ASSIGNMENT: Check the records below line by line, and report how many lines include the string "opportunity". No other words are needed.

══ SUPPLIED DATA

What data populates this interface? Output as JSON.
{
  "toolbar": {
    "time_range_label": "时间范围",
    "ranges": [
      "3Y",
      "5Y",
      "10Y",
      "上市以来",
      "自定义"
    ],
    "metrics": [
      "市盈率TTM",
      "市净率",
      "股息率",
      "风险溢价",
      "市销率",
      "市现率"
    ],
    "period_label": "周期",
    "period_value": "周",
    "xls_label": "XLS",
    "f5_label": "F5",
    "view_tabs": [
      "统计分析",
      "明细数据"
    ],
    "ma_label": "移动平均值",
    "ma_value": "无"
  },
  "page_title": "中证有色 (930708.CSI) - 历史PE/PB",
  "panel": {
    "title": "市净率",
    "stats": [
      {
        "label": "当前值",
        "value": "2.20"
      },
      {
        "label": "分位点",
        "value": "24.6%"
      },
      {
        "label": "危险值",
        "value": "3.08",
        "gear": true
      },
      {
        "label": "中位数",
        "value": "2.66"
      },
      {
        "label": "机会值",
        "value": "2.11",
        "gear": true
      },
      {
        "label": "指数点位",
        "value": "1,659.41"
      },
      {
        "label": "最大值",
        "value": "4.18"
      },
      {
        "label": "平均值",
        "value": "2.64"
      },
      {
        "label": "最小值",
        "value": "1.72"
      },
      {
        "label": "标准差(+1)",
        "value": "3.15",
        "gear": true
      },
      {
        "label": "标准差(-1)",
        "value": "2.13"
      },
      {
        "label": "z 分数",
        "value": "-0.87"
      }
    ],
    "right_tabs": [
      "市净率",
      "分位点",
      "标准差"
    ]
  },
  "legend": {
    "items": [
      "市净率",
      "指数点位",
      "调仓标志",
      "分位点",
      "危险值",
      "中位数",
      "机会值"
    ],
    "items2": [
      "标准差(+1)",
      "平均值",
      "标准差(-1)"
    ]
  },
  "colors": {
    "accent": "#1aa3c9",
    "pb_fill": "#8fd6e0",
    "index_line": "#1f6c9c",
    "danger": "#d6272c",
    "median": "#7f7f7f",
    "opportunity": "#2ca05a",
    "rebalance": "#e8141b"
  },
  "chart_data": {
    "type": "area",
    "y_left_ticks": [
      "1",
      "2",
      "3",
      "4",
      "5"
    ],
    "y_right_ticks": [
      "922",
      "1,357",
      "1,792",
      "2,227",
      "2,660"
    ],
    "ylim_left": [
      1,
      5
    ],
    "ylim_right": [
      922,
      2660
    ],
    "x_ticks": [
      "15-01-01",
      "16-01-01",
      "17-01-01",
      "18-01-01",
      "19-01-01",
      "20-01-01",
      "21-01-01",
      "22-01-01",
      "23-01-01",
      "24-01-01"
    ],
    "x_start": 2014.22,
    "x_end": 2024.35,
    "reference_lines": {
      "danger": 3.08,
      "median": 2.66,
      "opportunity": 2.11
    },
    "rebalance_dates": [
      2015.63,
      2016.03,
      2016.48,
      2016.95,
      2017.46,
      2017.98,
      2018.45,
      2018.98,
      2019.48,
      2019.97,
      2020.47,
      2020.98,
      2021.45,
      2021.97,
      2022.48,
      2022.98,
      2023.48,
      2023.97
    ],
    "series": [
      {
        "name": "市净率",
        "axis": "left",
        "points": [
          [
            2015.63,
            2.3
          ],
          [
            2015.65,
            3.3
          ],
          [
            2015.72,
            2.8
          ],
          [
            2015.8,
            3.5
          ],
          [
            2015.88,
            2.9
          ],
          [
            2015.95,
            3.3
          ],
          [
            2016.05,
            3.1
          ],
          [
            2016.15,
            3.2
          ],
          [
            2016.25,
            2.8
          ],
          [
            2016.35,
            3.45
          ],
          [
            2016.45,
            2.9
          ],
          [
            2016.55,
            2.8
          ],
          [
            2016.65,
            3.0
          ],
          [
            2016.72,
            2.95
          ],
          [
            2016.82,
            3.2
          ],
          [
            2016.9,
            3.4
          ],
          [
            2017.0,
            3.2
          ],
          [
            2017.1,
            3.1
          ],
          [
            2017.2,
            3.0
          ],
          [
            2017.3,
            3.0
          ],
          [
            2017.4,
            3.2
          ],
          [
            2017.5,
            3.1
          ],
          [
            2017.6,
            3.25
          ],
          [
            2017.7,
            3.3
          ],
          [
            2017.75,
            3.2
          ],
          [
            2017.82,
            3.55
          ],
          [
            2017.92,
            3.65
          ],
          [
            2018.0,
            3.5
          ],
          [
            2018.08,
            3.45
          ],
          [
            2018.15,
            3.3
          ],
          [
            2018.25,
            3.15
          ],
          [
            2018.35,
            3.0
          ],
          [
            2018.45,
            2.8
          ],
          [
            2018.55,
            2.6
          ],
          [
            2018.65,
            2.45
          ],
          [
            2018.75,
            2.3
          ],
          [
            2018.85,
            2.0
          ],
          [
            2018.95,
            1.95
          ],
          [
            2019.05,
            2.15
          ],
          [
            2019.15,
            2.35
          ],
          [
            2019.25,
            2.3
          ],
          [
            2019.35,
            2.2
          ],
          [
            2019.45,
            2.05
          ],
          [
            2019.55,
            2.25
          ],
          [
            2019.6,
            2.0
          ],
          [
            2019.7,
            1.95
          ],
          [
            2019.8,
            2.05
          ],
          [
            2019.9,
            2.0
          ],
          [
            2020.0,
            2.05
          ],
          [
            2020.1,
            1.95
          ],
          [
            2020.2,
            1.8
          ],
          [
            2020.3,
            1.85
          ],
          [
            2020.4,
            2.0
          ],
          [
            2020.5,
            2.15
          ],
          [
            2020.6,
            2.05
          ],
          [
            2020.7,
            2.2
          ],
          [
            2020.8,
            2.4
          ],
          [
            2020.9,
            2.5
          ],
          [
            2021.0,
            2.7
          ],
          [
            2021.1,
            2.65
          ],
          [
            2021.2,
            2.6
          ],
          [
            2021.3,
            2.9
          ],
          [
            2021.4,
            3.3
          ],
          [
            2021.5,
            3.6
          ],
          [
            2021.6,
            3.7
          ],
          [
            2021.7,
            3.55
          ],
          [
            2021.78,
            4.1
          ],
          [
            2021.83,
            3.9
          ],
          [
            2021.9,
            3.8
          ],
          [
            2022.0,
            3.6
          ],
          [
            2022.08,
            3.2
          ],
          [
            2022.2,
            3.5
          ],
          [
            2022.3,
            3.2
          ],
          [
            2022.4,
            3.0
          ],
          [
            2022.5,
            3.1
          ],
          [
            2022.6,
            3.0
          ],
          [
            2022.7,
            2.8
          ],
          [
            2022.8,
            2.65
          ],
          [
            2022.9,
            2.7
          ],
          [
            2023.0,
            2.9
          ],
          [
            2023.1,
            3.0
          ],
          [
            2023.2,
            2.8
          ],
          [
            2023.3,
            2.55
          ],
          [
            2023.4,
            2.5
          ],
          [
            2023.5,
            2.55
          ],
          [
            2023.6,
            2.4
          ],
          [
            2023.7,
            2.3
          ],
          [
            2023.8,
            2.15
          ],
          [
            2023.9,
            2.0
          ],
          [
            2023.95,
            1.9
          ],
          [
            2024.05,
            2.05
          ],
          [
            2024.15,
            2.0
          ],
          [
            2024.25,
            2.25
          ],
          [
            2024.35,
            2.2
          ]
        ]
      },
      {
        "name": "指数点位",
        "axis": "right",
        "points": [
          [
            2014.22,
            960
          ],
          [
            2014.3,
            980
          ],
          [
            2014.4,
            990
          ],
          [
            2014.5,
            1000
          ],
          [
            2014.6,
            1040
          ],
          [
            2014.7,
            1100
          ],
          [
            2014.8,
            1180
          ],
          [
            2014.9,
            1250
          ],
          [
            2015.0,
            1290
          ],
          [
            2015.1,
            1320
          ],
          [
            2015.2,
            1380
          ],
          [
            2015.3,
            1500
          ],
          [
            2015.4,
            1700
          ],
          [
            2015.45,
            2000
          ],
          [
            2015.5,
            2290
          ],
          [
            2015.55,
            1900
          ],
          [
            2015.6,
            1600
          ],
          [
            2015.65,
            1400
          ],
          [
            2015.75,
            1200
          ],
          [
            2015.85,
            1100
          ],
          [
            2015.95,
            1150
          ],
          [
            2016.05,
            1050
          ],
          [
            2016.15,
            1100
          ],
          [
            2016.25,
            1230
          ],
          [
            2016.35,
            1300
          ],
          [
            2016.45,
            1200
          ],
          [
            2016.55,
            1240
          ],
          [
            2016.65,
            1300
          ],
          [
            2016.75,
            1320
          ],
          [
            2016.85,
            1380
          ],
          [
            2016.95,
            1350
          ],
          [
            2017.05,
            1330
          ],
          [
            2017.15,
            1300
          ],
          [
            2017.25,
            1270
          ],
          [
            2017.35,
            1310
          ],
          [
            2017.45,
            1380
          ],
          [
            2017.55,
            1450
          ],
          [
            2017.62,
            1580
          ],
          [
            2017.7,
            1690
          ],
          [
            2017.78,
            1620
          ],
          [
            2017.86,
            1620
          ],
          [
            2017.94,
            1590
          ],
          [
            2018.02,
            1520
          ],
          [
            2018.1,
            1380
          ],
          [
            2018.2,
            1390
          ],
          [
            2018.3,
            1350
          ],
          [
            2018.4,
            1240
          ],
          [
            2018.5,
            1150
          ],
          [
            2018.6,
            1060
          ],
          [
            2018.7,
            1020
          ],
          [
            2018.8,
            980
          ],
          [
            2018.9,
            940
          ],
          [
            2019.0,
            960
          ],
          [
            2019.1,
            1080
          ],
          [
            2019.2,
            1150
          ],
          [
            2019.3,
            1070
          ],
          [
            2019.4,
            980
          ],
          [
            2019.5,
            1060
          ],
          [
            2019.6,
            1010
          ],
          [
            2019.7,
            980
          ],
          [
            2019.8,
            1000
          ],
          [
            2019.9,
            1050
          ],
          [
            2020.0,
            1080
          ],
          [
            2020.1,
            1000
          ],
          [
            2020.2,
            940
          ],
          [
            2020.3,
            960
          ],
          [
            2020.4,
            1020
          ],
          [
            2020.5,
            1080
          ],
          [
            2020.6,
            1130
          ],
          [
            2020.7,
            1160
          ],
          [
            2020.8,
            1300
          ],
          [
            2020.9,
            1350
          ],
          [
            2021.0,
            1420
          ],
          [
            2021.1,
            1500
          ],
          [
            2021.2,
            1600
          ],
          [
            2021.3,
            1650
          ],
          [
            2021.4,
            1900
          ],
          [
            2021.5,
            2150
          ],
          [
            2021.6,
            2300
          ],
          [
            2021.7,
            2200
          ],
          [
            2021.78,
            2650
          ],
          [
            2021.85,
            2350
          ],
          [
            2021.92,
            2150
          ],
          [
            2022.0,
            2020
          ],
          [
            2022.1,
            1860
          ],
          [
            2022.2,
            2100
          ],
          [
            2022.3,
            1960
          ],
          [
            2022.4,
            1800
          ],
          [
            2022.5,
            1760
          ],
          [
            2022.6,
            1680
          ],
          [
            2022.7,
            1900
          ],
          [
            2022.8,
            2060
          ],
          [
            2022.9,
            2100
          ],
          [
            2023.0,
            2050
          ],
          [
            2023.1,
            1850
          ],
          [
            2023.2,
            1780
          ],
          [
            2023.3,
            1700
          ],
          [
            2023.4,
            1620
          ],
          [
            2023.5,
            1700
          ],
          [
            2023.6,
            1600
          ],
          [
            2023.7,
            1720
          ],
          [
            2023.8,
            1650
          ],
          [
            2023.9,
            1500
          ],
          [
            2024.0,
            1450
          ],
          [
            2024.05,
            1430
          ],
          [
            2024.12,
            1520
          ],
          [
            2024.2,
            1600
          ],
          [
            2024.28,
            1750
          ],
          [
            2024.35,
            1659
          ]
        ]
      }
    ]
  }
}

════

EXPECTED ANSWER: 2